=== Begin Enclosure ===
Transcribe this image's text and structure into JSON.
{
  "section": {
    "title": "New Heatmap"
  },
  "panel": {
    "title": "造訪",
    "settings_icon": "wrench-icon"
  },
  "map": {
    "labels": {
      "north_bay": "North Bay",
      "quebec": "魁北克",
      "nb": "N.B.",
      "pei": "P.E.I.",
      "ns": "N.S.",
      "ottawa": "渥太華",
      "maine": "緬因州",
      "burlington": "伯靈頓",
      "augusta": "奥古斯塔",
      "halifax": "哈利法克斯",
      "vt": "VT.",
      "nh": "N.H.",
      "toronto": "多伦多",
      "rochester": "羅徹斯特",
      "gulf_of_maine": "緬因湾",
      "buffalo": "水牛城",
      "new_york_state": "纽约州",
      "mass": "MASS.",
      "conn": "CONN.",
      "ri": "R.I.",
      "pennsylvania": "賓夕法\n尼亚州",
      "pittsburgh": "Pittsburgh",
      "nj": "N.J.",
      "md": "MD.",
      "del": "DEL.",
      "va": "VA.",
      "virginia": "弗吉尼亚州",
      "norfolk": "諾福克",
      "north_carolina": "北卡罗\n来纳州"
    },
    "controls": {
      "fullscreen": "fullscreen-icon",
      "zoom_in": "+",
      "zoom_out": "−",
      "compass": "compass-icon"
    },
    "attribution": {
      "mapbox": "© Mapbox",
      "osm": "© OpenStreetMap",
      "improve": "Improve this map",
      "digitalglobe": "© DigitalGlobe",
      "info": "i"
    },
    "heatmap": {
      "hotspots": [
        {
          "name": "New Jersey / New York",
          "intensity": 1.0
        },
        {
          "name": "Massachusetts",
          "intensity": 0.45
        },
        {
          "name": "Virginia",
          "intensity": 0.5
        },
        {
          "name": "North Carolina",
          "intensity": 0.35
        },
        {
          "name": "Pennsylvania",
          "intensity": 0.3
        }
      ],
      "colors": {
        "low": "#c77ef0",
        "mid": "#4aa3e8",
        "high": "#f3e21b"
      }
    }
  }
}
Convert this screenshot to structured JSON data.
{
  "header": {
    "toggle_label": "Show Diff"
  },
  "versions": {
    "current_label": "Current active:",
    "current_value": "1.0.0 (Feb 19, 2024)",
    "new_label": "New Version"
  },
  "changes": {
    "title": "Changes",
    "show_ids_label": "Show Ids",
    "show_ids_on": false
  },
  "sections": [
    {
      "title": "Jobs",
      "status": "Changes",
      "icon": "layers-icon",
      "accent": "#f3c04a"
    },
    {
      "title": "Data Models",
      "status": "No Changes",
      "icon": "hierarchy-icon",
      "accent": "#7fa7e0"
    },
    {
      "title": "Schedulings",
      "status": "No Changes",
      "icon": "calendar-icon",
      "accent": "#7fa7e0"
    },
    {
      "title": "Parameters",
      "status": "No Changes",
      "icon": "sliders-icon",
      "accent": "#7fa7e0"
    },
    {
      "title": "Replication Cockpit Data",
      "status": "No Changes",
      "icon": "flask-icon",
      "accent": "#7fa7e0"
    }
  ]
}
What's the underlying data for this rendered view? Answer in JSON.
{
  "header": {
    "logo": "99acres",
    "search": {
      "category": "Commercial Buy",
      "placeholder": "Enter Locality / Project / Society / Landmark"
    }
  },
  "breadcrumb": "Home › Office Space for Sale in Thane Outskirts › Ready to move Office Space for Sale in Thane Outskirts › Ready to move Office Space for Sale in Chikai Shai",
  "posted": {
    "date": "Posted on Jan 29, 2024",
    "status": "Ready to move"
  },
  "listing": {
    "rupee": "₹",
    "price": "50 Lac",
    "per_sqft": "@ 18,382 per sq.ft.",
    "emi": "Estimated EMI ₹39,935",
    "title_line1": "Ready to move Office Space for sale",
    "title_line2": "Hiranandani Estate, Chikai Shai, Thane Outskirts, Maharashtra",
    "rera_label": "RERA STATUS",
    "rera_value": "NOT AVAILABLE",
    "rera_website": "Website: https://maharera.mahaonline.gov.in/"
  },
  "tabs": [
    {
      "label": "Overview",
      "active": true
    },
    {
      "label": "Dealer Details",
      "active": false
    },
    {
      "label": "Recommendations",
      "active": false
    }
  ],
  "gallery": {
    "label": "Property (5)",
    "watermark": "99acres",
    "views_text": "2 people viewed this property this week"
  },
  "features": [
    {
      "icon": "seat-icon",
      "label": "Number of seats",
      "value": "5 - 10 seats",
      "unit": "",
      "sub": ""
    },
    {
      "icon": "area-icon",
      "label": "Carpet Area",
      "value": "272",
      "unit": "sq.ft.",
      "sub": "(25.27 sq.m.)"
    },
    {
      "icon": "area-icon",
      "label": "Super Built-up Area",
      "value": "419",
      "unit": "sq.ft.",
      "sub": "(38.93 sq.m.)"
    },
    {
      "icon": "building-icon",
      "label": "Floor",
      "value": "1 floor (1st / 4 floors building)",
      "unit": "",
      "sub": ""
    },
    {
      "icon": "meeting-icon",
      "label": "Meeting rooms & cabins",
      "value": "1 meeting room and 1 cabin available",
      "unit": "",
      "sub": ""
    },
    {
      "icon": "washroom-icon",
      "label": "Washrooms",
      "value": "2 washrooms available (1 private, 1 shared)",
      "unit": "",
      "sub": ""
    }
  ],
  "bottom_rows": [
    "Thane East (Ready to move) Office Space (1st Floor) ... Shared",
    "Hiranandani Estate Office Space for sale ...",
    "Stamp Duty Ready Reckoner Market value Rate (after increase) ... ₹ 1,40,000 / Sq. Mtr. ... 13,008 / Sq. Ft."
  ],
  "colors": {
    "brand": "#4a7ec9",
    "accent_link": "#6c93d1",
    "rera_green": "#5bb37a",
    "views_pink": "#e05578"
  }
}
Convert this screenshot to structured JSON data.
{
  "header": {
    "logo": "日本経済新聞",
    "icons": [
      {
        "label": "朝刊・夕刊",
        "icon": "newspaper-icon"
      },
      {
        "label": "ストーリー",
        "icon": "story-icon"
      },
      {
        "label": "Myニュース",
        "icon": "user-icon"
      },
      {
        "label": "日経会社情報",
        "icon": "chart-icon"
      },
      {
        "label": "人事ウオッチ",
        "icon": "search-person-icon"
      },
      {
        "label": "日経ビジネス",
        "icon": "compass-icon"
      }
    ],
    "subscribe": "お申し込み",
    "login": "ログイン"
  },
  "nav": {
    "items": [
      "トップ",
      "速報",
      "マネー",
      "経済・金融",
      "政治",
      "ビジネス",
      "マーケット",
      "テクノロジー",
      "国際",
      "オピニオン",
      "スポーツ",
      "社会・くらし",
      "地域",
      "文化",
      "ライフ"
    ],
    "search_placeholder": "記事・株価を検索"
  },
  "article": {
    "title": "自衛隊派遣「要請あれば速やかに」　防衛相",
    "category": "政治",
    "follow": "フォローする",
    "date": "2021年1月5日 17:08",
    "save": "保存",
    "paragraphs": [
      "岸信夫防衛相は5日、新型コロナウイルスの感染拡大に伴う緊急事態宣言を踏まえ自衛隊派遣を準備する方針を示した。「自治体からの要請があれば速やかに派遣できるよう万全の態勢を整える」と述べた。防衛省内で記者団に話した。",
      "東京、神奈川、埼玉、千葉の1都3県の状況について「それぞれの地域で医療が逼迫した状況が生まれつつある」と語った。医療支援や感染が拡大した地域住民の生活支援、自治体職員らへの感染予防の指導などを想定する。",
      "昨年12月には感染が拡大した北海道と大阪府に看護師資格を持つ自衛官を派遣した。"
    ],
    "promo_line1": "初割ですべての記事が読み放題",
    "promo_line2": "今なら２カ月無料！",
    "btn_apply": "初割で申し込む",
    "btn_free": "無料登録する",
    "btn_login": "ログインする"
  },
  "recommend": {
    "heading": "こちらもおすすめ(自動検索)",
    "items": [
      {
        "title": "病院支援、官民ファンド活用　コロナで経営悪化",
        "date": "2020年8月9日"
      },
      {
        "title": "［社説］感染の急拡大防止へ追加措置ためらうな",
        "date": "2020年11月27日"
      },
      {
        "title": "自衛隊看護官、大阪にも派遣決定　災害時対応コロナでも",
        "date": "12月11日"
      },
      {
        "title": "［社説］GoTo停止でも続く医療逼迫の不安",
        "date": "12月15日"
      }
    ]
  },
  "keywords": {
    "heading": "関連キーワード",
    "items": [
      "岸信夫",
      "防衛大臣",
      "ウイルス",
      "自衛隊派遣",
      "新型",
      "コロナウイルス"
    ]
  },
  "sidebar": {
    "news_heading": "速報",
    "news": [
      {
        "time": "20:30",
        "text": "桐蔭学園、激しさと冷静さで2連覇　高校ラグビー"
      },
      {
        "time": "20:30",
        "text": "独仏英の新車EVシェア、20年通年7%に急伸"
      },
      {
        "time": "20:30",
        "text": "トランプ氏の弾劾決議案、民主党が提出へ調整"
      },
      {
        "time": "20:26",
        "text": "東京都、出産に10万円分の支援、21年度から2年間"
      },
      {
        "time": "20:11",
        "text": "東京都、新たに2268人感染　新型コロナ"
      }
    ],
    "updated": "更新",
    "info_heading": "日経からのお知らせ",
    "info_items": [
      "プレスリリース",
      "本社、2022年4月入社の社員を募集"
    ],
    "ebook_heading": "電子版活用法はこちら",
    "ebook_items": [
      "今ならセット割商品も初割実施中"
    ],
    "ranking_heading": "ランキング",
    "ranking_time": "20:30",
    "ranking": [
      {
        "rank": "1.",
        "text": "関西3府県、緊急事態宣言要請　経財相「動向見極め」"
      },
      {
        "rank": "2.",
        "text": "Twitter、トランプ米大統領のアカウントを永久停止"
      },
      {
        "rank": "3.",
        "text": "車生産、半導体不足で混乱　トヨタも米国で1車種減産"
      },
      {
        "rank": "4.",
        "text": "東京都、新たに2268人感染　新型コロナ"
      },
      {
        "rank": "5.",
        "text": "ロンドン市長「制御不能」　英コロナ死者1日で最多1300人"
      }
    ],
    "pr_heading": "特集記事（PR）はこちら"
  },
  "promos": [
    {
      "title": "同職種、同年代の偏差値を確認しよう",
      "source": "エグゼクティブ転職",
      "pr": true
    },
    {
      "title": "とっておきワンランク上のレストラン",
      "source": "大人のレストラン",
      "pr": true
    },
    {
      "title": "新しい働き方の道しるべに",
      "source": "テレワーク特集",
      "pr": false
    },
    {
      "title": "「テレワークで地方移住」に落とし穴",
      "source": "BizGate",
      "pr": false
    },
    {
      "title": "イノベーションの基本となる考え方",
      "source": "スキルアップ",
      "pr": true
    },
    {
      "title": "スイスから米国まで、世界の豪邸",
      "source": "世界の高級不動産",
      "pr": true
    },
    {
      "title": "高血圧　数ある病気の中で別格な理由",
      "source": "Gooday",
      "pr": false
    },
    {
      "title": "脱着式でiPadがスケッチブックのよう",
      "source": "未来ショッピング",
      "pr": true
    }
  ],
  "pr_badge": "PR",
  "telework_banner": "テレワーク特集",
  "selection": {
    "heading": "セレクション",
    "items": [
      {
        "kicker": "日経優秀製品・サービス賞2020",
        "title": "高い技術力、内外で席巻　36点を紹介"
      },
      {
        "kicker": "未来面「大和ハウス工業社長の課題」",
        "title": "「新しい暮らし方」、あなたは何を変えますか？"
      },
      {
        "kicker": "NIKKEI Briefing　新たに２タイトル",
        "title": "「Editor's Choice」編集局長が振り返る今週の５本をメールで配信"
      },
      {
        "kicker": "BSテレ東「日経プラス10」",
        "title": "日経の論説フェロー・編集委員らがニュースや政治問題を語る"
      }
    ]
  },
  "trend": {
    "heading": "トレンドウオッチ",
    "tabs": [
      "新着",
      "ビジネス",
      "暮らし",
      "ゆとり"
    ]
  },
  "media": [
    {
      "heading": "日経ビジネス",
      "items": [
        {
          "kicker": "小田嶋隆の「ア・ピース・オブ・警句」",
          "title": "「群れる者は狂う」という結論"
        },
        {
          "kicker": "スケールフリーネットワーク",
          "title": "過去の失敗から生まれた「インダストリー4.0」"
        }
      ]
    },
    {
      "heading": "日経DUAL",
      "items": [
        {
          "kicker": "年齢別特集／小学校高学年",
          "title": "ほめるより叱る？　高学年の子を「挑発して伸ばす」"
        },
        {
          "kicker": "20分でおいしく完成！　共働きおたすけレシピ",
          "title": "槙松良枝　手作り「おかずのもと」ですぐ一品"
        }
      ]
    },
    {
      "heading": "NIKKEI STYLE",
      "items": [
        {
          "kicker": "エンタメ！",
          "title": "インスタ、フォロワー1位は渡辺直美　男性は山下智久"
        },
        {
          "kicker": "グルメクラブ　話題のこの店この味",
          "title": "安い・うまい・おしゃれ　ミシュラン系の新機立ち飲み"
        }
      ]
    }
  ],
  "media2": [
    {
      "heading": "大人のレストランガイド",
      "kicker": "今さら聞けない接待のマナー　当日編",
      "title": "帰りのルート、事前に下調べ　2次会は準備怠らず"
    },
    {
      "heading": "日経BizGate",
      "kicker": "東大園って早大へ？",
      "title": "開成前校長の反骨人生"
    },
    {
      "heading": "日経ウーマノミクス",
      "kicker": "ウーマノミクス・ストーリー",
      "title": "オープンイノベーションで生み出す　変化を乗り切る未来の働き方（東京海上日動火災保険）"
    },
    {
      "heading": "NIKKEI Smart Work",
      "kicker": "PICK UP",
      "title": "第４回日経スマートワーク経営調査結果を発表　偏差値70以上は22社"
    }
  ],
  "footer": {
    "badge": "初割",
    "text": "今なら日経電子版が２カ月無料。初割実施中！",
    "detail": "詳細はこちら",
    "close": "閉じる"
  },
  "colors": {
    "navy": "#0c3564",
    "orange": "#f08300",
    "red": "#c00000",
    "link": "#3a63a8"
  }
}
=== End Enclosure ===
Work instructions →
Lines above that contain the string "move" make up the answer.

Result of the exercise →
  "breadcrumb": "Home › Office Space for Sale in Thane Outskirts › Ready to move Office Space for Sale in Thane Outskirts › Ready to move Office Space for Sale in Chikai Shai",
    "status": "Ready to move"
    "title_line1": "Ready to move Office Space for sale",
    "Thane East (Ready to move) Office Space (1st Floor) ... Shared",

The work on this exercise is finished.